Also known as learning disability psychiatry, the psychiatry of intellectual disabilities involves working with people with learning disabilities, who are much more likely than the general population to experience mental health conditions.

Psychiatrists treat severe mental illness as well as a range of other mental health conditions, such as autistic spectrum disorders and anxiety disorders.

People may have physical problems and often present non-specifically (for example with withdrawal or behaviour problems) and finding out the cause is a fascinating diagnostic challenge.

It is also essential to consider the system around the person (such as family, support staff) to understand clinical problems.

Career roles and progression

Medical degree

Courses normally last five years, or four years for a graduate entry programme. They involve basic medical sciences as well as clinical training on the wards. Individual universities will set their entry requirements and you can apply for a medical degree through UCAS.

Foundation training

After graduation, a two-year integrated foundation training programme is mandatory for anyone who wants to become a doctor in the United Kingdom. It acts as a bridge between undergraduate and specialty training and gives doctors in training the practical and theoretical skills and they need to manage acutely ill patients. Full medical registration is awarded after the completion of year one. 

You will receive a salary during foundation training.

Specialist Training

In the specialty of psychiatry, the core training programme lasts three years. During this time, the doctor in training must pass the member of the Royal College of Psychiatrists examination in order to complete the core training. This is followed by an open competition to enter a higher specialty training post. It is important to note that the application following core training is competitive and does not guarantee a specialty training post.

Higher training Higher psychiatry training is a three-year programme and reflects the sub-specialty you have chosen – in this case psychiatry of intellectual disabilities (also known as learning disabilities) – however there will also be opportunities to work in other sub-specialties such as forensics, neuropsychiatry, and social and rehabilitation psychiatry. A certificate of completion of training (CCT) is awarded on successful completion of the higher training programme and you will be entered onto the General Medical Council’s Specialist Register.

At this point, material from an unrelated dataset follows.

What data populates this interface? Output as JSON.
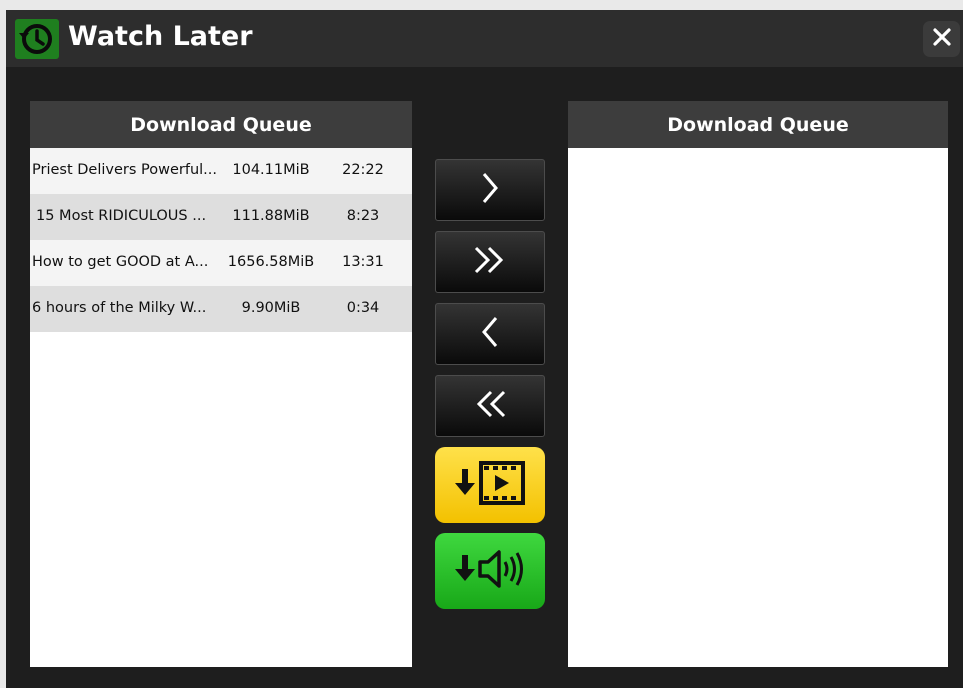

Consultant posts

Once you have your certificate of completion of training you can apply for a consultant post, which means you can work independently and may lead a multi-professional team.

Speciality or Associate Specialist Doctors

In learning disability psychiatry, some doctors are neither doctors in training nor consultants, and are working in Specialty or Associate Specialist (SAS) posts. They may have chosen this route for a variety of reasons and are required to be responsible to a named consultant. There is a route to a consultant post from an specialty or associate specialist post, should the doctor wish to progress in this manner, known as the Certificate of Entry onto the Specialist Register (CESR).

Staff, Associate Speciality and Speciality (SAS) Doctor

Staff, Associate Specialist and Speciality  doctor posts in learning disability psychiatry offer the opportunity to focus more on providing direct patient care and less on the non-clinical responsibilities required of a consultant or trainee.
Depending on their personal interests and experience – and the available opportunities in their trust and specialty – staff, associate specialist and speciality  doctors can be involved in teaching, service development, research, or management and leadership.
Learning disability psychiatry offers a great deal of opportunity for a high degree of autonomous working to experienced staff, associate specialist, and speciality  doctors.

When you have completed your higher speciality training, you will receive your CCT (Certificate of Completion of Training), which makes you eligible to work as a consultant learning disability psychiatrist.


Why choose learning disability psychiatry

A career in learning disability psychiatry is rewarding, varied, and interesting, and offers ample opportunity for flexible working, thus making it an extremely family-friendly speciality.

Where psychiatrists can work

In this field, you are very likely to be working in a community setting such as a clinic or even someone’s home.

Some psychiatrists work in hospital environments with patients who have been admitted for treatment of severe mental health conditions. Some of these patients will be detained under the Mental Health Act.

Find out more about learning disability psychiatry:

Ashok’s story